### Recorded data

Start of Block

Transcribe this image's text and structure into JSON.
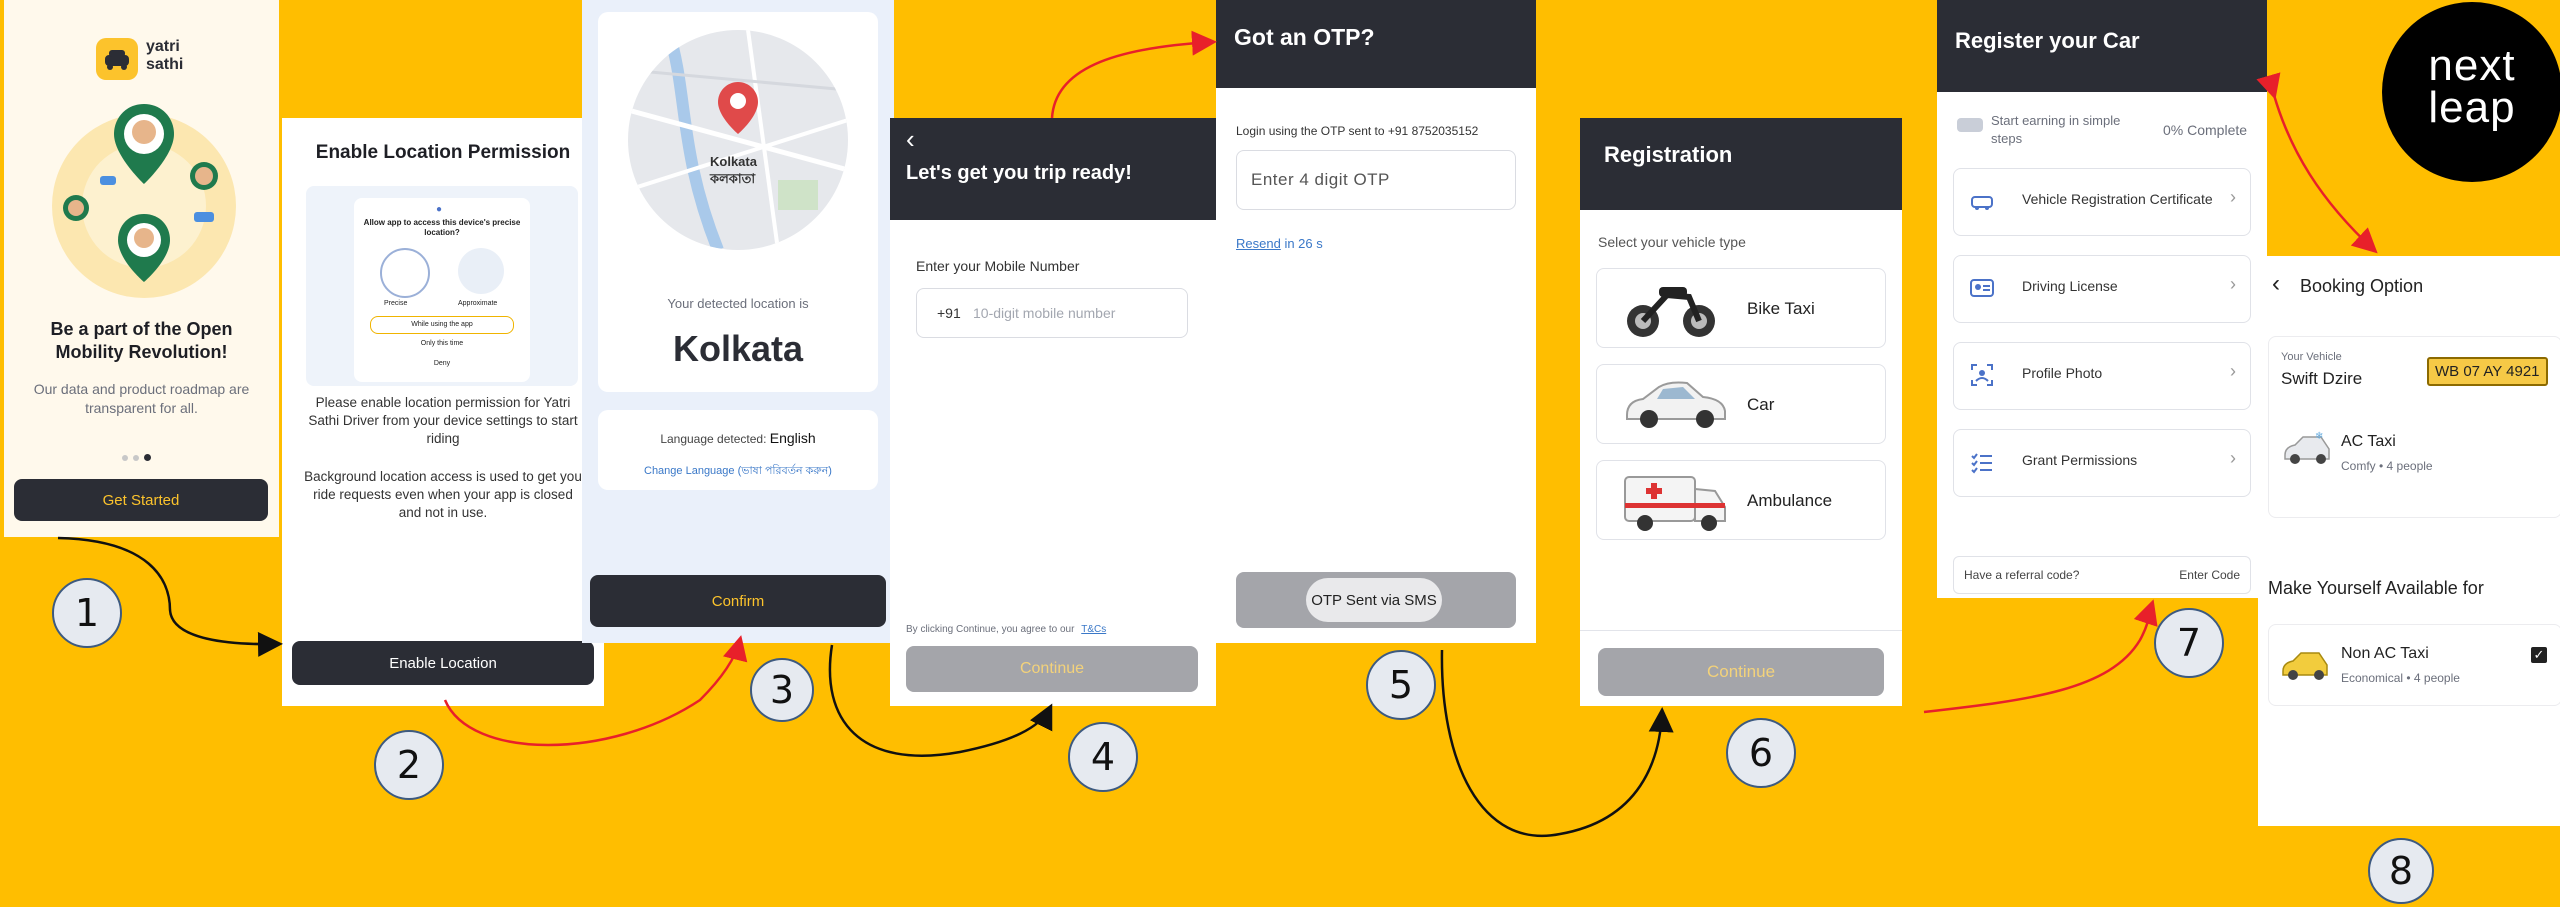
{
  "screen1": {
    "brand_line1": "yatri",
    "brand_line2": "sathi",
    "headline": "Be a part of the Open Mobility Revolution!",
    "subtext": "Our data and product roadmap are transparent for all.",
    "cta": "Get Started"
  },
  "screen2": {
    "title": "Enable Location Permission",
    "dialog_title": "Allow app to access this device's precise location?",
    "precise": "Precise",
    "approximate": "Approximate",
    "opt_while": "While using the app",
    "opt_once": "Only this time",
    "opt_deny": "Deny",
    "para1": "Please enable location permission for Yatri Sathi Driver from your device settings to start riding",
    "para2": "Background location access is used to get you ride requests even when your app is closed and not in use.",
    "cta": "Enable Location"
  },
  "screen3": {
    "map_label_en": "Kolkata",
    "map_label_bn": "কলকাতা",
    "detected_label": "Your detected location is",
    "city": "Kolkata",
    "lang_label": "Language detected:",
    "lang_value": "English",
    "change_lang": "Change Language (ভাষা পরিবর্তন করুন)",
    "cta": "Confirm"
  },
  "screen4": {
    "back": "‹",
    "title": "Let's get you trip ready!",
    "mobile_label": "Enter your Mobile Number",
    "prefix": "+91",
    "mobile_placeholder": "10-digit mobile number",
    "terms_prefix": "By clicking Continue, you agree to our",
    "terms_link": "T&Cs",
    "cta": "Continue"
  },
  "screen5": {
    "title": "Got an OTP?",
    "sent_to": "Login using the OTP sent to +91 8752035152",
    "otp_placeholder": "Enter 4 digit OTP",
    "resend_link": "Resend",
    "resend_timer": "in 26 s",
    "toast": "OTP Sent via SMS"
  },
  "screen6": {
    "title": "Registration",
    "select_label": "Select your vehicle type",
    "vehicles": [
      "Bike Taxi",
      "Car",
      "Ambulance"
    ],
    "cta": "Continue"
  },
  "screen7": {
    "title": "Register your Car",
    "earning": "Start earning in simple steps",
    "progress": "0% Complete",
    "docs": [
      "Vehicle Registration Certificate",
      "Driving License",
      "Profile Photo",
      "Grant Permissions"
    ],
    "referral": "Have a referral code?",
    "enter_code": "Enter Code"
  },
  "screen8": {
    "back": "‹",
    "title": "Booking Option",
    "your_vehicle": "Your Vehicle",
    "vehicle_name": "Swift Dzire",
    "plate": "WB 07 AY 4921",
    "ac_title": "AC Taxi",
    "ac_sub": "Comfy • 4 people",
    "available_title": "Make Yourself Available for",
    "nonac_title": "Non AC Taxi",
    "nonac_sub": "Economical • 4 people"
  },
  "logo": {
    "line1": "next",
    "line2": "leap"
  },
  "steps": [
    "1",
    "2",
    "3",
    "4",
    "5",
    "6",
    "7",
    "8"
  ],
  "colors": {
    "background": "#FFBE00",
    "dark": "#2B2D35",
    "accent": "#FCC32C",
    "arrow_red": "#E8202A",
    "link": "#3A78C8"
  }
}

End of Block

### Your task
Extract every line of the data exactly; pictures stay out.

### Final answer
Transcribe this image's text and structure into JSON.
{
  "screen1": {
    "brand_line1": "yatri",
    "brand_line2": "sathi",
    "headline": "Be a part of the Open Mobility Revolution!",
    "subtext": "Our data and product roadmap are transparent for all.",
    "cta": "Get Started"
  },
  "screen2": {
    "title": "Enable Location Permission",
    "dialog_title": "Allow app to access this device's precise location?",
    "precise": "Precise",
    "approximate": "Approximate",
    "opt_while": "While using the app",
    "opt_once": "Only this time",
    "opt_deny": "Deny",
    "para1": "Please enable location permission for Yatri Sathi Driver from your device settings to start riding",
    "para2": "Background location access is used to get you ride requests even when your app is closed and not in use.",
    "cta": "Enable Location"
  },
  "screen3": {
    "map_label_en": "Kolkata",
    "map_label_bn": "কলকাতা",
    "detected_label": "Your detected location is",
    "city": "Kolkata",
    "lang_label": "Language detected:",
    "lang_value": "English",
    "change_lang": "Change Language (ভাষা পরিবর্তন করুন)",
    "cta": "Confirm"
  },
  "screen4": {
    "back": "‹",
    "title": "Let's get you trip ready!",
    "mobile_label": "Enter your Mobile Number",
    "prefix": "+91",
    "mobile_placeholder": "10-digit mobile number",
    "terms_prefix": "By clicking Continue, you agree to our",
    "terms_link": "T&Cs",
    "cta": "Continue"
  },
  "screen5": {
    "title": "Got an OTP?",
    "sent_to": "Login using the OTP sent to +91 8752035152",
    "otp_placeholder": "Enter 4 digit OTP",
    "resend_link": "Resend",
    "resend_timer": "in 26 s",
    "toast": "OTP Sent via SMS"
  },
  "screen6": {
    "title": "Registration",
    "select_label": "Select your vehicle type",
    "vehicles": [
      "Bike Taxi",
      "Car",
      "Ambulance"
    ],
    "cta": "Continue"
  },
  "screen7": {
    "title": "Register your Car",
    "earning": "Start earning in simple steps",
    "progress": "0% Complete",
    "docs": [
      "Vehicle Registration Certificate",
      "Driving License",
      "Profile Photo",
      "Grant Permissions"
    ],
    "referral": "Have a referral code?",
    "enter_code": "Enter Code"
  },
  "screen8": {
    "back": "‹",
    "title": "Booking Option",
    "your_vehicle": "Your Vehicle",
    "vehicle_name": "Swift Dzire",
    "plate": "WB 07 AY 4921",
    "ac_title": "AC Taxi",
    "ac_sub": "Comfy • 4 people",
    "available_title": "Make Yourself Available for",
    "nonac_title": "Non AC Taxi",
    "nonac_sub": "Economical • 4 people"
  },
  "logo": {
    "line1": "next",
    "line2": "leap"
  },
  "steps": [
    "1",
    "2",
    "3",
    "4",
    "5",
    "6",
    "7",
    "8"
  ],
  "colors": {
    "background": "#FFBE00",
    "dark": "#2B2D35",
    "accent": "#FCC32C",
    "arrow_red": "#E8202A",
    "link": "#3A78C8"
  }
}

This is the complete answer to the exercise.